After a stent and medication, he’s back running. Christine has flown half a dozen times since then. And, of course, she writes.

A former Fulbright Scholar who received her Master of Fine Arts degree from the Iowa Writers’ Workshop, she says, “I’ve had Pulitzer Prize-winning writing teachers. But the best advice came from Jessica Bram and Suzanne Hoover” — 2 of her Westport Writers’ Workshop teachers. “They taught me to first listen to myself, then listen to others.”

Now others are listening to Christine. Last month she taught students how to break into children’s books. She should know: She’s got a multi-book publishing deal.

Christine got interested in writing for kids when Simon was in kindergarten. Her tales incorporated his classmates as characters. She read them aloud, and teachers encouraged her to do more.

She listened. She wrote. She branched out from kindergarten to middle grade fiction, and now to a harrowing but healing account of her terrible trip to Costa Rica.

Which — thanks to confidence gained through the Westport Writers’ Workshop — is a prize-winning essay, shared with Ladies’ Home Journal readers everywhere.

Westport Writers Workshop

(To read Christine’s essay, click here.)

Shameless Self-Promotion

One of the advantages of having your own blog is being able to blog about teaching blogging.

So here goes:

I’ve teamed up with Westport Writers’ Workshop to offer a 2-evening session called “Be a Blogger.”  On Thursday, July 14 and 21 (7 to 9 p.m.), I’ll help aspiring bloggers — this means you! — learn how to:

  • Choose a topic.
  • Generate ideas.
  • Create content.
  • Find a voice.
  • Respond to the Dude, Anonymous, or whoever else comments on your stuff — and create a community in the process.

We’ll also cover the mechanics of choosing a platform, finding graphics, and marketing and maintaining your blog.

That’s the 1st Thursday.  In the hands-on, interactive 2nd session you’ll develop your own blog, write the 1st post, put it online — and hear immediate feedback from fellow workshop participants.

Here’s 1 free hint on how to start blogging:  Embrace action verbs.

But you have to pay for the rest.

(Westport Writers’ Workshop is at 3 Sylvan Road South.  Anyone age 14 and up is welcome.  For more information and to register, click here.  Space is limited to 12 soon-to-be-awesome bloggers.)

Avoid The Internet!
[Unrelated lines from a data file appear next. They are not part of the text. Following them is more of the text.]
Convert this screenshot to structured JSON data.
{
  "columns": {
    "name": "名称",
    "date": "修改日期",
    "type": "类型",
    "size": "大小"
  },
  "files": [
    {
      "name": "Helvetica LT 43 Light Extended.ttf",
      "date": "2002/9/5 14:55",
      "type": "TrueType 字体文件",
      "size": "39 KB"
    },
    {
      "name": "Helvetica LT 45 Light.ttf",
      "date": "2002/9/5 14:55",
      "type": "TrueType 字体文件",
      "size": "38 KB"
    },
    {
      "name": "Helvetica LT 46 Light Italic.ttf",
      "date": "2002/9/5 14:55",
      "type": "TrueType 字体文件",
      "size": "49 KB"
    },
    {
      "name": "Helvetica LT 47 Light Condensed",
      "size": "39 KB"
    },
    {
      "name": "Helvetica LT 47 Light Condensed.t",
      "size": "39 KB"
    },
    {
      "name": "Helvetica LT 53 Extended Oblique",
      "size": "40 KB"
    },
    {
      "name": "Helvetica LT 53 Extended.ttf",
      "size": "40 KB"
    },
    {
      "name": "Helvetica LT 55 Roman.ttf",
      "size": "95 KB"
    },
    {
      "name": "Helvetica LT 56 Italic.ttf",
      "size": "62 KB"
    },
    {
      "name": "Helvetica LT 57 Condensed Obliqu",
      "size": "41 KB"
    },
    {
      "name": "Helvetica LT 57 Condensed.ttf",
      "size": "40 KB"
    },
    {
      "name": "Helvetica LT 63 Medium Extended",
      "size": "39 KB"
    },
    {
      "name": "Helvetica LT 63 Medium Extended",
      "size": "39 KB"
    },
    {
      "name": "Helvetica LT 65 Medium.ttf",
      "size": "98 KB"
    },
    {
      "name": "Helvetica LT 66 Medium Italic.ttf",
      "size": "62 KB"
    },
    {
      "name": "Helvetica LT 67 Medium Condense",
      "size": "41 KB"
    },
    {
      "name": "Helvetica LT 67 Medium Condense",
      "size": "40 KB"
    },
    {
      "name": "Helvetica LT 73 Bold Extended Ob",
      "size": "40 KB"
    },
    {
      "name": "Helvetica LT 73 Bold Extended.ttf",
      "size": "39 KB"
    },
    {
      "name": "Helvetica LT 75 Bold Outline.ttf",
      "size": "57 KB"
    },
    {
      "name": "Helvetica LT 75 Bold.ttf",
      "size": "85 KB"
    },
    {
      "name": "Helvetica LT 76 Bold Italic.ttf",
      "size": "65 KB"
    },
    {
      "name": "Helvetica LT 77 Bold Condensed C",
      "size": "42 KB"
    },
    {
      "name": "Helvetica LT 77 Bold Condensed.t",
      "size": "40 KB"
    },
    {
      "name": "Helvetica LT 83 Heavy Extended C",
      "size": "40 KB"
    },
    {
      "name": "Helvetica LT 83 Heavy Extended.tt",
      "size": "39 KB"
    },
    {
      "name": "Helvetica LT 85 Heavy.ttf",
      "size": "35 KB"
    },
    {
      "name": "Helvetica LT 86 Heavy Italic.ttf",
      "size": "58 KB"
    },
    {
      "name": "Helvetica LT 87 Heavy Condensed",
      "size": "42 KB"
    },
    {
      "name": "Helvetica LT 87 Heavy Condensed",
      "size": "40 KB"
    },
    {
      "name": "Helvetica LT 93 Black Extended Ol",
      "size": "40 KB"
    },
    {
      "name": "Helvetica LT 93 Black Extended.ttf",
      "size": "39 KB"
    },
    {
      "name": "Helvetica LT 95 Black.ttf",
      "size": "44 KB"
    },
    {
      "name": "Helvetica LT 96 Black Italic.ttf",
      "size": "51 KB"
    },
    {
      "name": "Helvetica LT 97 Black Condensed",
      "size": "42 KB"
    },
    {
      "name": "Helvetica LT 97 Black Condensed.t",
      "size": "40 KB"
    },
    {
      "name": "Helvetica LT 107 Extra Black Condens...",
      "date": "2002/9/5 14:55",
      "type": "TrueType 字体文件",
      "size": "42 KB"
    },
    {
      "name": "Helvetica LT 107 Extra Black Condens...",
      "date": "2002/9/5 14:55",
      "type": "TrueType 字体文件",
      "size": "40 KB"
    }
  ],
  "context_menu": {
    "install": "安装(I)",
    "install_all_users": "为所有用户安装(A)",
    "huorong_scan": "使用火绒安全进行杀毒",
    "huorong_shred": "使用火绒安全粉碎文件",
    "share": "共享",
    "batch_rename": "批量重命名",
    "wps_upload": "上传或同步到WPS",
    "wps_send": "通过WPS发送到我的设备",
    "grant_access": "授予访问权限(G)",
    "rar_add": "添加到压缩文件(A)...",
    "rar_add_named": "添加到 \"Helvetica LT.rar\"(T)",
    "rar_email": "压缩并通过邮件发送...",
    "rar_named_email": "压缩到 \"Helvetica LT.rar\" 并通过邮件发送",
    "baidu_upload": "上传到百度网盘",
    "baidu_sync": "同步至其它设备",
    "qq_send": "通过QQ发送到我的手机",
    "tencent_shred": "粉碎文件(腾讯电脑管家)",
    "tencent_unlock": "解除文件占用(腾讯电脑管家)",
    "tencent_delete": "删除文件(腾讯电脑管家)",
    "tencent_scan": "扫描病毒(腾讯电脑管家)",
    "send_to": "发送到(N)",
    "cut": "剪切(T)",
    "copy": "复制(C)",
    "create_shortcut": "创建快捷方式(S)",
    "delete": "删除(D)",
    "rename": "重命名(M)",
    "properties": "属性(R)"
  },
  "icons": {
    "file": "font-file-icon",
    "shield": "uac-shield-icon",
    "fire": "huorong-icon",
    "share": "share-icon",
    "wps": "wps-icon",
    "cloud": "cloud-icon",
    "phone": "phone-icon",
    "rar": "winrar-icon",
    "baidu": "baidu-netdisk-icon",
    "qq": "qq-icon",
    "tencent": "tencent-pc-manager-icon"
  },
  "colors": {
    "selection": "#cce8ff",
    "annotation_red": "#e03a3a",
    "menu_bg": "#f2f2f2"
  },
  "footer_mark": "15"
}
It may seem counter-intuitive to post a notice of this event here in cyberspace, but we live in weird world.

So here goes:

The Westport Writers’ Workshop has announced “Writing Hours Unplugged.”  Called “a nurturing program for writers who seek a quiet space in a setting conducive to creativity, free of the distractions of the Internet,” it takes place at the Workshop (3 Sylvan Road South) most days of the week, beginning at 8 a.m.  (Check email early!)

Writers can unplug when workshops are not in session — including Sundays, the traditional day of rest.

Not a workspace the Westport Writers' Workshop wants to see.

In addition to no whirring computers or chirping cellphones, the facility offers overflowing bookshelves, bright windows and stacks of resources.  (Plus a kitchen.)

The lack of internet access includes wireless.  Westport Writers’ Workshop founder Jessica Bram says “the single greatest impediment to productive writing is the distraction provided by access to the Internet.”

Of course, there is no such thing as free non-internet access.  Writing Hours Unplugged is available only to Workshop members ($150 per year; includes program discounts and free admission to speaker events).  Memberships are available to “any writer or would-be writer in the community.”

“06880” likes the theory of unplugging, and writing in glorious, undistracted, quiet, contemplative, sylvan solitude.

But how would we know when The Dude, Jeffxs or any of our other fans readers comments on this post?

(For more information about the Westport Writers’ Workshop and Writing Hours Unplugged, click on www.westportwritersworkshop.com, or call 203-227-3250.)